> _Extracted information_:
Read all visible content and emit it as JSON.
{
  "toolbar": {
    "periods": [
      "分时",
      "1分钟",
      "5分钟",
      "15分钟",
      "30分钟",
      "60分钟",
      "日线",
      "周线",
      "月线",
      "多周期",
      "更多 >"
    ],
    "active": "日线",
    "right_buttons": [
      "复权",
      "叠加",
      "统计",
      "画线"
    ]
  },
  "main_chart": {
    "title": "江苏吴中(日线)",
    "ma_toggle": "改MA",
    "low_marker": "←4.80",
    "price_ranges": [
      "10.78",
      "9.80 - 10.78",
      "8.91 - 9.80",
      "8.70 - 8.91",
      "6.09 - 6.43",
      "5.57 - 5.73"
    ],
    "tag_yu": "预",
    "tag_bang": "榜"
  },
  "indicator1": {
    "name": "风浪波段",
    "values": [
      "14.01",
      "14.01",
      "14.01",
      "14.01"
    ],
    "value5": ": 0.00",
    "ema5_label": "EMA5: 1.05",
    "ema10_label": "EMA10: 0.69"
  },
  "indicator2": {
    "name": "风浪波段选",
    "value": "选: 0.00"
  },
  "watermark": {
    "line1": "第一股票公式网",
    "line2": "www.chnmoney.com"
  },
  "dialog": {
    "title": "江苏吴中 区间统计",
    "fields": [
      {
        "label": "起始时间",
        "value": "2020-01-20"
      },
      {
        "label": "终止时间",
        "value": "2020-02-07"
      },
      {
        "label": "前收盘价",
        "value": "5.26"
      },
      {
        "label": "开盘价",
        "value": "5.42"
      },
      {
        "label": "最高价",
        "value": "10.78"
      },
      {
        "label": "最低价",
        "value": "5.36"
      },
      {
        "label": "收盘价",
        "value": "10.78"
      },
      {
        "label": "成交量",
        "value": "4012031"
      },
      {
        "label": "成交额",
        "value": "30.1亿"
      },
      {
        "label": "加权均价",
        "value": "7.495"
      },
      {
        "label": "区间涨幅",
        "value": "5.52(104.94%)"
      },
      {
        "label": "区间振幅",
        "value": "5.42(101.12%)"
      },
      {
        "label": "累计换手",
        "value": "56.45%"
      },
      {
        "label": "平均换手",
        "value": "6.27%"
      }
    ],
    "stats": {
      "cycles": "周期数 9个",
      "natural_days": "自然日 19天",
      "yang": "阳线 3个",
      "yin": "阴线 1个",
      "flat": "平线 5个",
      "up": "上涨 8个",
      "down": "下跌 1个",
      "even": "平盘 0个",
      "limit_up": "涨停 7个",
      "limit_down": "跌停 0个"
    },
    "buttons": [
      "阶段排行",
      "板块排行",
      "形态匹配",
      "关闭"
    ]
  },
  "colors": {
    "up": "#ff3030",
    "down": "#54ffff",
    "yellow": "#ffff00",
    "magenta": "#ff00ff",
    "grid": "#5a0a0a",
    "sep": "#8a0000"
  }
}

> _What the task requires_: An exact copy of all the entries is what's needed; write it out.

> _Task answer_:
Read all visible content and emit it as JSON.
{
  "toolbar": {
    "periods": [
      "分时",
      "1分钟",
      "5分钟",
      "15分钟",
      "30分钟",
      "60分钟",
      "日线",
      "周线",
      "月线",
      "多周期",
      "更多 >"
    ],
    "active": "日线",
    "right_buttons": [
      "复权",
      "叠加",
      "统计",
      "画线"
    ]
  },
  "main_chart": {
    "title": "江苏吴中(日线)",
    "ma_toggle": "改MA",
    "low_marker": "←4.80",
    "price_ranges": [
      "10.78",
      "9.80 - 10.78",
      "8.91 - 9.80",
      "8.70 - 8.91",
      "6.09 - 6.43",
      "5.57 - 5.73"
    ],
    "tag_yu": "预",
    "tag_bang": "榜"
  },
  "indicator1": {
    "name": "风浪波段",
    "values": [
      "14.01",
      "14.01",
      "14.01",
      "14.01"
    ],
    "value5": ": 0.00",
    "ema5_label": "EMA5: 1.05",
    "ema10_label": "EMA10: 0.69"
  },
  "indicator2": {
    "name": "风浪波段选",
    "value": "选: 0.00"
  },
  "watermark": {
    "line1": "第一股票公式网",
    "line2": "www.chnmoney.com"
  },
  "dialog": {
    "title": "江苏吴中 区间统计",
    "fields": [
      {
        "label": "起始时间",
        "value": "2020-01-20"
      },
      {
        "label": "终止时间",
        "value": "2020-02-07"
      },
      {
        "label": "前收盘价",
        "value": "5.26"
      },
      {
        "label": "开盘价",
        "value": "5.42"
      },
      {
        "label": "最高价",
        "value": "10.78"
      },
      {
        "label": "最低价",
        "value": "5.36"
      },
      {
        "label": "收盘价",
        "value": "10.78"
      },
      {
        "label": "成交量",
        "value": "4012031"
      },
      {
        "label": "成交额",
        "value": "30.1亿"
      },
      {
        "label": "加权均价",
        "value": "7.495"
      },
      {
        "label": "区间涨幅",
        "value": "5.52(104.94%)"
      },
      {
        "label": "区间振幅",
        "value": "5.42(101.12%)"
      },
      {
        "label": "累计换手",
        "value": "56.45%"
      },
      {
        "label": "平均换手",
        "value": "6.27%"
      }
    ],
    "stats": {
      "cycles": "周期数 9个",
      "natural_days": "自然日 19天",
      "yang": "阳线 3个",
      "yin": "阴线 1个",
      "flat": "平线 5个",
      "up": "上涨 8个",
      "down": "下跌 1个",
      "even": "平盘 0个",
      "limit_up": "涨停 7个",
      "limit_down": "跌停 0个"
    },
    "buttons": [
      "阶段排行",
      "板块排行",
      "形态匹配",
      "关闭"
    ]
  },
  "colors": {
    "up": "#ff3030",
    "down": "#54ffff",
    "yellow": "#ffff00",
    "magenta": "#ff00ff",
    "grid": "#5a0a0a",
    "sep": "#8a0000"
  }
}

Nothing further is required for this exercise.